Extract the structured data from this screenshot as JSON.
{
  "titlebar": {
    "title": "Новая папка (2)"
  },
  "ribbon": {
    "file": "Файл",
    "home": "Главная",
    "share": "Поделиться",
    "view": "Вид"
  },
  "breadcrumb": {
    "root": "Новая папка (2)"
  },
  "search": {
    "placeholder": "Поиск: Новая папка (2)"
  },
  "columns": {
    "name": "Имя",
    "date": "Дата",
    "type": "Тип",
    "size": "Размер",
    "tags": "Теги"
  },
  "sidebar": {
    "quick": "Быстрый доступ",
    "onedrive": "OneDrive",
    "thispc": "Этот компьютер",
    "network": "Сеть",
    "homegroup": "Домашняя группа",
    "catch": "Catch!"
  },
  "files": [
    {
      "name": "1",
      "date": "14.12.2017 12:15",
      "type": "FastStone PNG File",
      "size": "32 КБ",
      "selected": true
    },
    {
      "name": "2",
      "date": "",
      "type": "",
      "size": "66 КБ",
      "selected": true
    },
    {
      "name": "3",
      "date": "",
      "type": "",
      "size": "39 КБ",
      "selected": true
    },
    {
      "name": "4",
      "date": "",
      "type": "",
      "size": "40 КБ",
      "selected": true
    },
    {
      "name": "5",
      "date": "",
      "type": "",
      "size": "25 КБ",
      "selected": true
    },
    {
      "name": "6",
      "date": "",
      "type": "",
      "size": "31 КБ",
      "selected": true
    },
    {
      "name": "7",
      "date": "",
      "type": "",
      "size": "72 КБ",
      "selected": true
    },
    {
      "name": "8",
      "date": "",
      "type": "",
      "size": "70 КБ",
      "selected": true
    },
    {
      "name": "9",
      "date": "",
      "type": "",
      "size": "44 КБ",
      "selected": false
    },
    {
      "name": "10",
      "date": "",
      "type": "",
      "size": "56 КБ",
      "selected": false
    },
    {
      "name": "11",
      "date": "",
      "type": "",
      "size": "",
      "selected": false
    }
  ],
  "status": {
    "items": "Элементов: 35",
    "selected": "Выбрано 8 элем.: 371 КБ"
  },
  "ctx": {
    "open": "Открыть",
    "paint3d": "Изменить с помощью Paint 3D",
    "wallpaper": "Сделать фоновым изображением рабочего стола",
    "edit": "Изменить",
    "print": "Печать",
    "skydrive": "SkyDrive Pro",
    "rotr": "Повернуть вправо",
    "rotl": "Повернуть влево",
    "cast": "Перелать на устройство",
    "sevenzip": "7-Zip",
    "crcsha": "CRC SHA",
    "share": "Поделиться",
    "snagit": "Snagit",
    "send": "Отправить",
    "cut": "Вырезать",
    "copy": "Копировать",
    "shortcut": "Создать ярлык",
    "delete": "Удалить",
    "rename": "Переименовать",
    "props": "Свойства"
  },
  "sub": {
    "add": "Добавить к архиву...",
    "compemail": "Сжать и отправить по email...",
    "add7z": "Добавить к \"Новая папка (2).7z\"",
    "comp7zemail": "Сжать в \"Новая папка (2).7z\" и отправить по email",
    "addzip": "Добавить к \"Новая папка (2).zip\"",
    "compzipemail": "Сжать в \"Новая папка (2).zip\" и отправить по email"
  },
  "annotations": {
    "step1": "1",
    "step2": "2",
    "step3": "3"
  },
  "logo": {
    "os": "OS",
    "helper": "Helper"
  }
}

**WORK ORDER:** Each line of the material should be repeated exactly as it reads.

**REPLY:**
Extract the structured data from this screenshot as JSON.
{
  "titlebar": {
    "title": "Новая папка (2)"
  },
  "ribbon": {
    "file": "Файл",
    "home": "Главная",
    "share": "Поделиться",
    "view": "Вид"
  },
  "breadcrumb": {
    "root": "Новая папка (2)"
  },
  "search": {
    "placeholder": "Поиск: Новая папка (2)"
  },
  "columns": {
    "name": "Имя",
    "date": "Дата",
    "type": "Тип",
    "size": "Размер",
    "tags": "Теги"
  },
  "sidebar": {
    "quick": "Быстрый доступ",
    "onedrive": "OneDrive",
    "thispc": "Этот компьютер",
    "network": "Сеть",
    "homegroup": "Домашняя группа",
    "catch": "Catch!"
  },
  "files": [
    {
      "name": "1",
      "date": "14.12.2017 12:15",
      "type": "FastStone PNG File",
      "size": "32 КБ",
      "selected": true
    },
    {
      "name": "2",
      "date": "",
      "type": "",
      "size": "66 КБ",
      "selected": true
    },
    {
      "name": "3",
      "date": "",
      "type": "",
      "size": "39 КБ",
      "selected": true
    },
    {
      "name": "4",
      "date": "",
      "type": "",
      "size": "40 КБ",
      "selected": true
    },
    {
      "name": "5",
      "date": "",
      "type": "",
      "size": "25 КБ",
      "selected": true
    },
    {
      "name": "6",
      "date": "",
      "type": "",
      "size": "31 КБ",
      "selected": true
    },
    {
      "name": "7",
      "date": "",
      "type": "",
      "size": "72 КБ",
      "selected": true
    },
    {
      "name": "8",
      "date": "",
      "type": "",
      "size": "70 КБ",
      "selected": true
    },
    {
      "name": "9",
      "date": "",
      "type": "",
      "size": "44 КБ",
      "selected": false
    },
    {
      "name": "10",
      "date": "",
      "type": "",
      "size": "56 КБ",
      "selected": false
    },
    {
      "name": "11",
      "date": "",
      "type": "",
      "size": "",
      "selected": false
    }
  ],
  "status": {
    "items": "Элементов: 35",
    "selected": "Выбрано 8 элем.: 371 КБ"
  },
  "ctx": {
    "open": "Открыть",
    "paint3d": "Изменить с помощью Paint 3D",
    "wallpaper": "Сделать фоновым изображением рабочего стола",
    "edit": "Изменить",
    "print": "Печать",
    "skydrive": "SkyDrive Pro",
    "rotr": "Повернуть вправо",
    "rotl": "Повернуть влево",
    "cast": "Перелать на устройство",
    "sevenzip": "7-Zip",
    "crcsha": "CRC SHA",
    "share": "Поделиться",
    "snagit": "Snagit",
    "send": "Отправить",
    "cut": "Вырезать",
    "copy": "Копировать",
    "shortcut": "Создать ярлык",
    "delete": "Удалить",
    "rename": "Переименовать",
    "props": "Свойства"
  },
  "sub": {
    "add": "Добавить к архиву...",
    "compemail": "Сжать и отправить по email...",
    "add7z": "Добавить к \"Новая папка (2).7z\"",
    "comp7zemail": "Сжать в \"Новая папка (2).7z\" и отправить по email",
    "addzip": "Добавить к \"Новая папка (2).zip\"",
    "compzipemail": "Сжать в \"Новая папка (2).zip\" и отправить по email"
  },
  "annotations": {
    "step1": "1",
    "step2": "2",
    "step3": "3"
  },
  "logo": {
    "os": "OS",
    "helper": "Helper"
  }
}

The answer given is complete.